App and web page records

________________________

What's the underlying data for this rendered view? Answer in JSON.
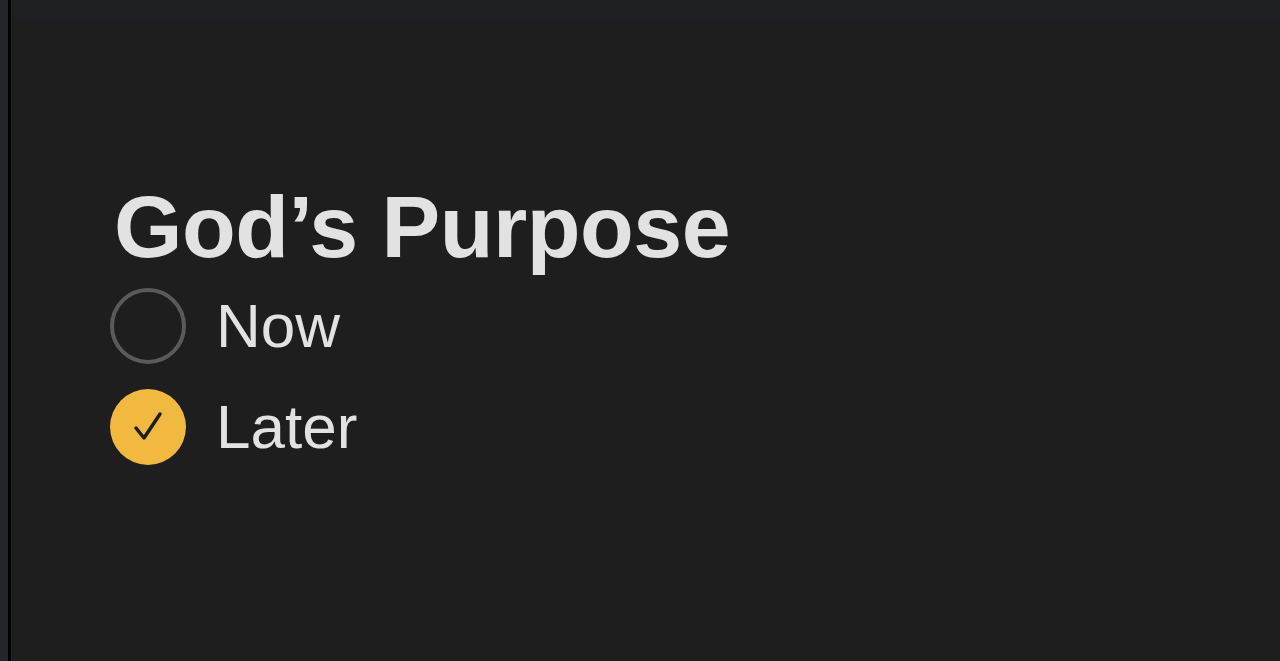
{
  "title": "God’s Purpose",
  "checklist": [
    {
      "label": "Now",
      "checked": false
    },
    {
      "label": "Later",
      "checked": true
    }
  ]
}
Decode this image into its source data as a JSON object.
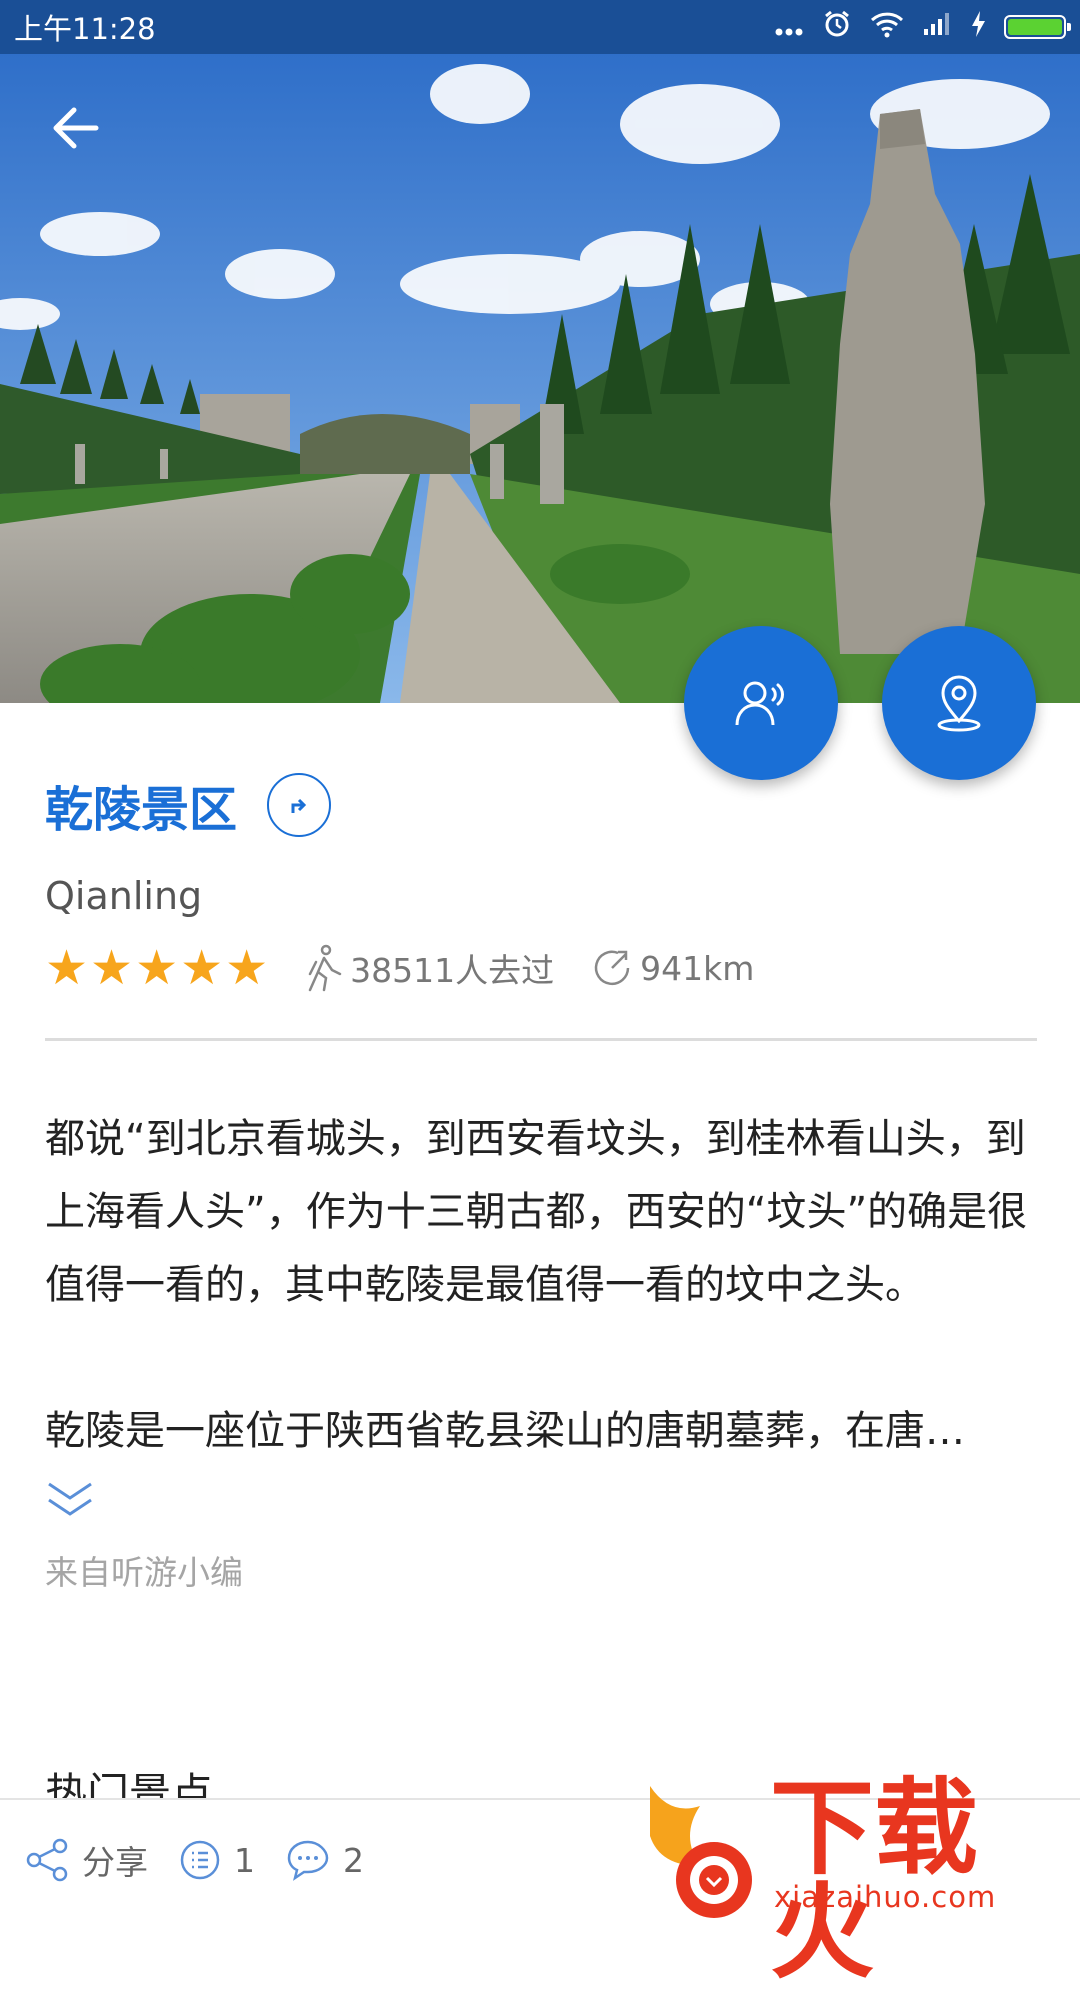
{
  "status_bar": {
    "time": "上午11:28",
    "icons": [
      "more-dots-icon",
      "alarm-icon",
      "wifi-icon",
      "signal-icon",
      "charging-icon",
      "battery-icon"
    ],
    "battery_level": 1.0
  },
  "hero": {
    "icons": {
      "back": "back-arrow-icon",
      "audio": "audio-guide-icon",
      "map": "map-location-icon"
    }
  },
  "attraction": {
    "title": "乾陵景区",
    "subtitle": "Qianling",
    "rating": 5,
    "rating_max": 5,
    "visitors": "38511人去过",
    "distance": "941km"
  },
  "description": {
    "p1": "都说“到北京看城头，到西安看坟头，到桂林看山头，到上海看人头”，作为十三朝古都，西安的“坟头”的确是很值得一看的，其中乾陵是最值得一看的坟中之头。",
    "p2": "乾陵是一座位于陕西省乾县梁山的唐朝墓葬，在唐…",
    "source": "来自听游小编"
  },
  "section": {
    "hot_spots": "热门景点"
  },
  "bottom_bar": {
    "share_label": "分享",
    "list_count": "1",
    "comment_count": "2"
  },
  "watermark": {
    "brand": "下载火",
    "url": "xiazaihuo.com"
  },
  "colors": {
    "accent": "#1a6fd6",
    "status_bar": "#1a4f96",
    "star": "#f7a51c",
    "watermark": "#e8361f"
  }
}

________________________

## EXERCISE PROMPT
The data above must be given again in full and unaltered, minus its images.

## RESULT OF THE TASK
What's the underlying data for this rendered view? Answer in JSON.
{
  "title": "God’s Purpose",
  "checklist": [
    {
      "label": "Now",
      "checked": false
    },
    {
      "label": "Later",
      "checked": true
    }
  ]
}
Decode this image into its source data as a JSON object.
{
  "status_bar": {
    "time": "上午11:28",
    "icons": [
      "more-dots-icon",
      "alarm-icon",
      "wifi-icon",
      "signal-icon",
      "charging-icon",
      "battery-icon"
    ],
    "battery_level": 1.0
  },
  "hero": {
    "icons": {
      "back": "back-arrow-icon",
      "audio": "audio-guide-icon",
      "map": "map-location-icon"
    }
  },
  "attraction": {
    "title": "乾陵景区",
    "subtitle": "Qianling",
    "rating": 5,
    "rating_max": 5,
    "visitors": "38511人去过",
    "distance": "941km"
  },
  "description": {
    "p1": "都说“到北京看城头，到西安看坟头，到桂林看山头，到上海看人头”，作为十三朝古都，西安的“坟头”的确是很值得一看的，其中乾陵是最值得一看的坟中之头。",
    "p2": "乾陵是一座位于陕西省乾县梁山的唐朝墓葬，在唐…",
    "source": "来自听游小编"
  },
  "section": {
    "hot_spots": "热门景点"
  },
  "bottom_bar": {
    "share_label": "分享",
    "list_count": "1",
    "comment_count": "2"
  },
  "watermark": {
    "brand": "下载火",
    "url": "xiazaihuo.com"
  },
  "colors": {
    "accent": "#1a6fd6",
    "status_bar": "#1a4f96",
    "star": "#f7a51c",
    "watermark": "#e8361f"
  }
}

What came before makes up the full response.